“Leaders think and talk about the solutions. Followers think and talk about the problems”- Brian Tracy.
This statement can be perceived as being false however in my situation I can associate with both of them. Deep down I wanted to lead however during my time at University I was so used to following that I lost all sense of reality.
When it comes to tackling insecurities what should you do to get yourself on the right path? Should you stare an insecurity in the face what is the worst that can happen? You will fall on your face perhaps. What if you don’t fall on your face? What if people look at your insecurity and realise that you have more in common than you think? There is the possibility that that will happen but who cares about what people think? I will still have my moments but I’d like to think I am not as bad as I once was.
I thought those very feelings for a vast amount of time however now I don’t care as much as I did at that stage of my life. I was young, naive and allowed people to take advantage of me. In my late teens/early twenties the what if’s took over the I can’s and it was a bitter pill to swallow.
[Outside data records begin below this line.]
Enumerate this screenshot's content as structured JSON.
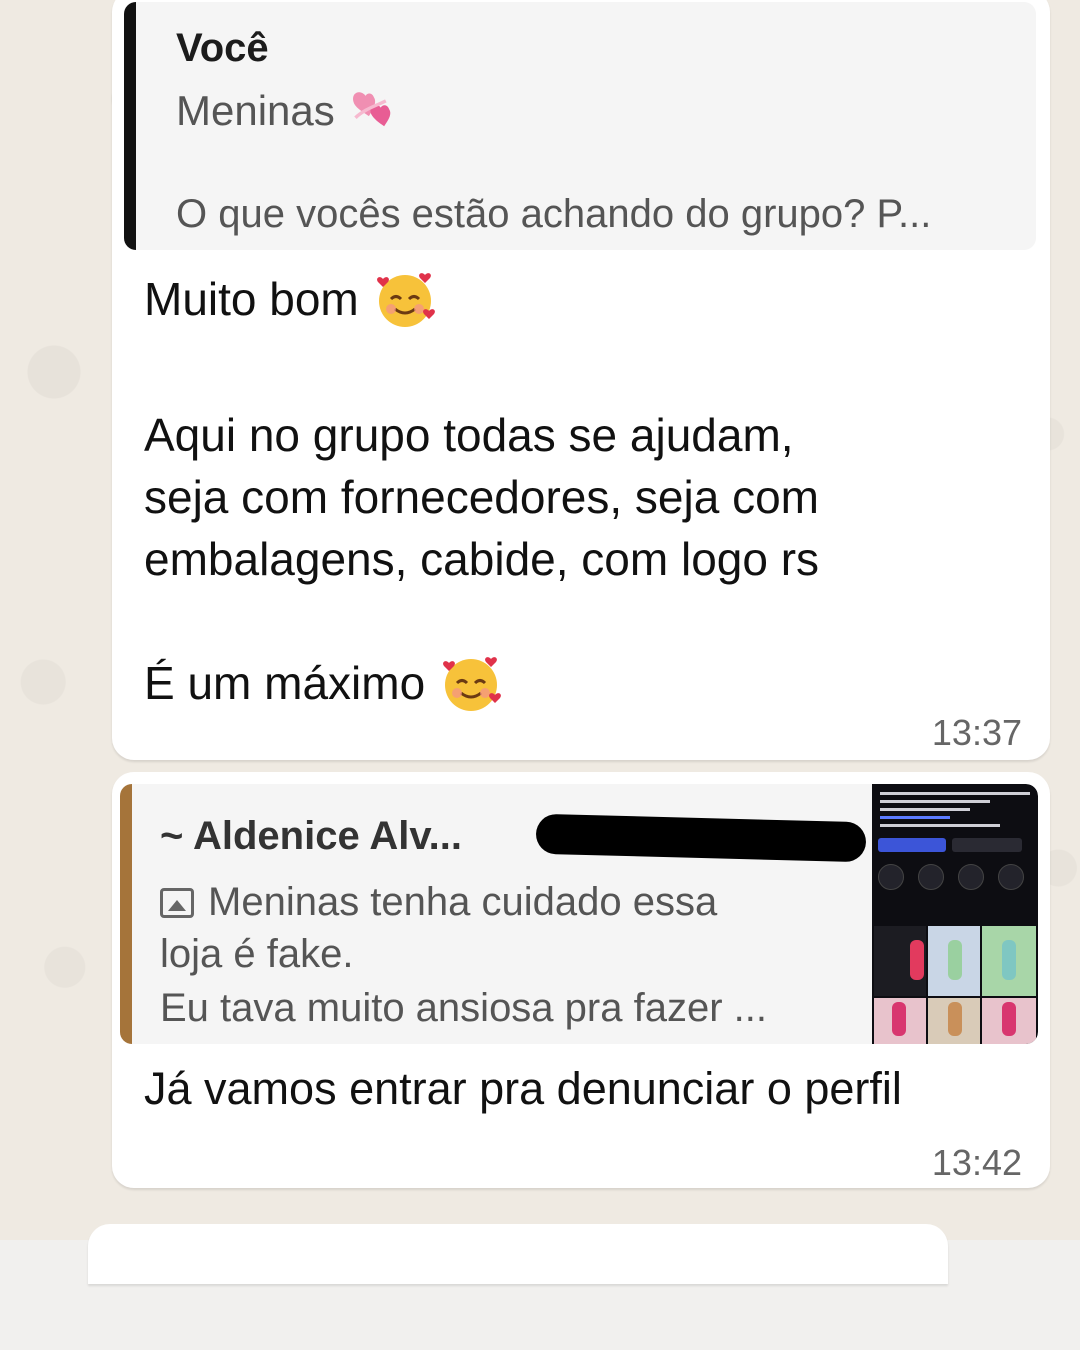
{
  "colors": {
    "chat_background": "#efeae2",
    "bubble": "#ffffff",
    "quote_background": "#f5f5f5",
    "quote_bar_self": "#111111",
    "quote_bar_other": "#a5743a"
  },
  "messages": [
    {
      "quote": {
        "author": "Você",
        "subtitle": "Meninas",
        "subtitle_icon": "revolving-hearts-emoji",
        "snippet": "O que vocês estão achando do grupo? P..."
      },
      "body": {
        "line1": "Muito bom",
        "line1_icon": "smiling-face-with-hearts-emoji",
        "paragraph": [
          "Aqui no grupo todas se ajudam,",
          "seja com fornecedores, seja com",
          "embalagens, cabide, com logo rs"
        ],
        "line3": "É um máximo",
        "line3_icon": "smiling-face-with-hearts-emoji"
      },
      "time": "13:37"
    },
    {
      "quote": {
        "author": "~ Aldenice Alv...",
        "author_phone_redacted": true,
        "media_icon": "image-icon",
        "lines": [
          "Meninas tenha cuidado essa",
          "loja é fake.",
          "Eu tava muito ansiosa pra fazer ..."
        ],
        "thumbnail": "screenshot-thumbnail"
      },
      "body": {
        "text": "Já vamos entrar pra denunciar o perfil"
      },
      "time": "13:42"
    }
  ]
}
If I could give one piece of advice I would say if you are going to change do it for you. Don’t do it because someone tells you. Do it because you want to.
After reading numerous forums about insecurities/anxiety I noticed the same statements would crop up such as “I did this because my partner wanted me to” or ” I just wanted to keep the peace”. I thought the very same thing when I was younger but that has changed now. I have slowly accepted that you have to be caring about the ones you love but carefree about everything else as they don’t even come close.
Your health and your immediate family should always take priority. Rest assured the more you “keep the peace” and silence your thoughts the more you get into the habit of worrying about others and prioritising them before yourself. You beat yourself up more by keeping your mouth shut than by voicing your opinion.
Moving swiftly on.
The seizures were more frequent and all I felt like doing was sleeping. Convulsions were easier to cope with now than when I was younger as I knew exactly what was coming. The aftermath is harder for me than the seizure itself. This is down to the fact that I am oblivious to having one when they do occur. When I awake the following would have happened;
*Bruises would have come from nowhere
*The occasional vomiting would take place in which I would shortly run to the fridge wanting to raid the entire contents of it
*A swollen tongue
*A migraine that felt like it would never go away
* A teary nature in you apologising for upsetting the people who had to witness the event
What I have identified to be the hardest of all is was that I could control every aspect of my life however this is the one thing I couldn’t and it angered me immensely.
Trying to explain to family was hard as I would break down every single time I would utter the word worry. The elder generation of my family were convinced that I didn’t actually have epilepsy as I was having fits however not as many as most. Ten in an eighteen month period was a lot for me. To this day it still knocks the wind out of your sails.
On occasions part of me agreed with my family. It was only when I returned to the neurologist that my optimism had ran away with me because the epilepsy had never actually gone anywhere. It was like a volcano it remained dormant for a while. Like a pressure cooker there’s only so much it can take before it explodes and then shuts down.
When I was initally diagnosed I was told that the seizures may return as recent studies revealed that epilepsy returned every 7 years. It was known as a “growing thing” a bit like growing pains. This coincidentally would roughly fall in line with my very first mishap.
I returned to the neurologist and remember it like it was yesterday.
The neurologist sat me down pen in toe and asked an erray of questions ranging from past events to more recent behaviours. After careful deliberation my neurologist thought it would be best to start me off on a new type of medication. This medication is what I am currently on and it has been a rollercoaster to say the least however I have continued to percevere and have included it into my routine. Like all medications it’s trial and error. I was told what side effects the medication would bring. Effects such as migraines, sickness and shaking would be a couple to name a few.
The neurologist came across as a generous and approachable man however he could see that I was apprehensive and did his utmost to calm me down. I will always remember the moment in which he would look me in the eyes and run through my diagnosis in an orderly fashion. He made me aware that I could have a long road ahead of me however I didn’t care. This time I believed my neurologist as he cut the bullshit and focused on my current symptoms. Unlike when I was diagnosed I finally got the explanation that I deserved, I trusted this doctor and the fear had miaculously went away.
I walked away from that appointment content and with a six month prescription in my hand. I would be lying to say that I wasn’t nervous from the ofset however I knew that if I wanted to move forward with my life that I would at least have to give this medication a go. Now I was being listened to by someone in the medical profession who actually gave a damn. The way the NHS was going in the early noughties was a disgrace. There wasn’t and still isn’t enough resources to cope with the entire population and I was scared that I wouldn’t get the support I needed should the worst happen.
That very evening I took my medication, gulped down two large tablets with a glass of water and hoped for the best. This was the first time in a long time that I knew I was on the up. Now all I needed to do was to get a job and live my life the way I should have done from the get go. If I was going to do this I was going to do it properly. I best turn that frown upside down 🙂